October 7, 2008
This is a 5-month long series of blog posts that are the entries in my journals written on most evenings as I hiked the Appalachian Trail in 1993. The journal entry appears first — indented — and then any additional commentary from my 15-years-removed perspective follows.
10/7/93 – Thur.
Warmer today — hiked in shorts and T-shirt all day.
I’m staying with The Mayor, who I’ve been following since North Carolina, and Tom/”Trimmer,” who is just hiking The Wilderness.
We’ve been laughing a lot, and that’s about all I have to write. This may be it for a while.
Hmm. “This may be it for a while.” As it turns out…that was a lonnnnnngggg while. It was the last entry in the journal. I’ll do a “recollection” of the next two days just from my memory, and then we’ll call this little project done!
I do clearly remember this last night before I hit Baxter State Park. Specifically:
- The shelter was one of the “old” ones — called “baseball bat shelters” because the floors were made of 3-4″ logs nailed down next to each other; these were extremely uncomfortable, but were a throwback to the days when hikers (of which there were dramatically fewer) would cut down boughs of evergreens near the shelter and use them to make a mattress
- “The Mayor” was something of a sadist. I’d heard less-than-enthusiastic reviews of him all up and down the trail. Then, he spent all evening when I finally met him with a pile of small rocks that he used to try to throw at and kill mice. He cackled borderline maniacally every time he got a direct hit.
And, another late clarification: “The Wilderness” and “The 100-Mile Wilderness” — mentioned in the past few posts, and refer to the same thing. The last roughly 100 miles (northbound) of the A.T. are the most remote stretch of the trail.
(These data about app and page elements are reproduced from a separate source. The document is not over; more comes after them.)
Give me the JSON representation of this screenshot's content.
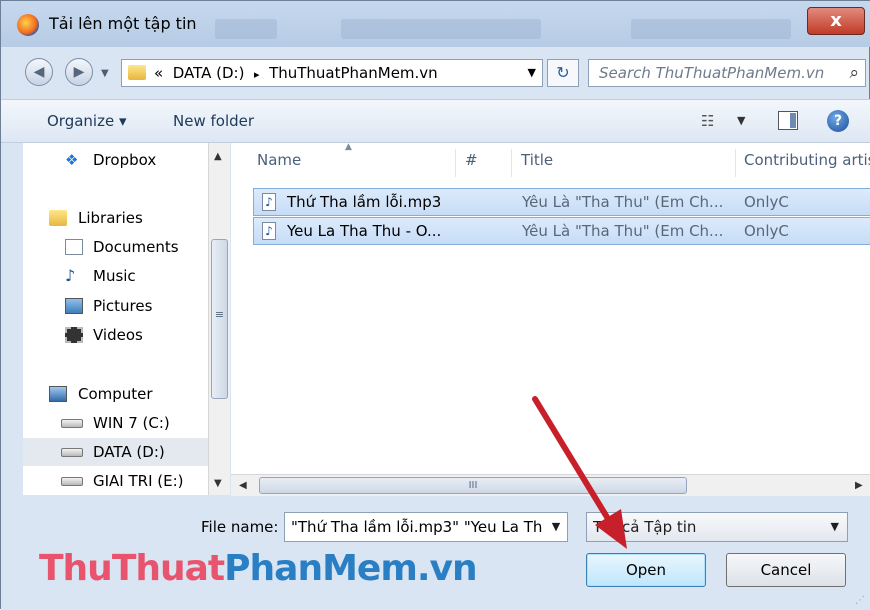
{
  "window": {
    "title": "Tải lên một tập tin",
    "close_label": "x"
  },
  "address_bar": {
    "prefix": "«",
    "path": [
      "DATA (D:)",
      "ThuThuatPhanMem.vn"
    ],
    "separator": "▸",
    "search_placeholder": "Search ThuThuatPhanMem.vn"
  },
  "toolbar": {
    "organize_label": "Organize ▾",
    "new_folder_label": "New folder"
  },
  "nav": {
    "items": [
      {
        "label": "Dropbox",
        "icon": "dropbox-icon"
      },
      {
        "label": "Libraries",
        "icon": "libraries-icon"
      },
      {
        "label": "Documents",
        "icon": "documents-icon"
      },
      {
        "label": "Music",
        "icon": "music-icon"
      },
      {
        "label": "Pictures",
        "icon": "pictures-icon"
      },
      {
        "label": "Videos",
        "icon": "videos-icon"
      },
      {
        "label": "Computer",
        "icon": "computer-icon"
      },
      {
        "label": "WIN 7 (C:)",
        "icon": "drive-icon"
      },
      {
        "label": "DATA (D:)",
        "icon": "drive-icon"
      },
      {
        "label": "GIAI TRI (E:)",
        "icon": "drive-icon"
      }
    ]
  },
  "file_list": {
    "columns": [
      "Name",
      "#",
      "Title",
      "Contributing artis"
    ],
    "rows": [
      {
        "name": "Thứ Tha lầm lỗi.mp3",
        "number": "",
        "title": "Yêu Là \"Tha Thu\" (Em Ch...",
        "artist": "OnlyC"
      },
      {
        "name": "Yeu La Tha Thu - O...",
        "number": "",
        "title": "Yêu Là \"Tha Thu\" (Em Ch...",
        "artist": "OnlyC"
      }
    ]
  },
  "hscroll_grip": "III",
  "vscroll_grip": "≡",
  "bottom": {
    "file_name_label": "File name:",
    "file_name_value": "\"Thứ Tha lầm lỗi.mp3\" \"Yeu La Th",
    "file_type_value": "Tất cả Tập tin",
    "open_label": "Open",
    "cancel_label": "Cancel"
  },
  "watermark": {
    "part1": "ThuThuat",
    "part2": "PhanMem.vn"
  },
  "colors": {
    "accent_arrow": "#c8202a",
    "watermark_pink": "#e8546e",
    "watermark_blue": "#2a7fc4"
  }
}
It’s the section from Monson, ME, to Mt. Katahdin, which crosses no paved roads (there are a variety of logging roads that the trail crosses). The terrain is relatively flat, and there are occasional sections of the trail where you can see Mt. Katahdin — clearly — which is pretty neat. It’s a great way to wrap up the trail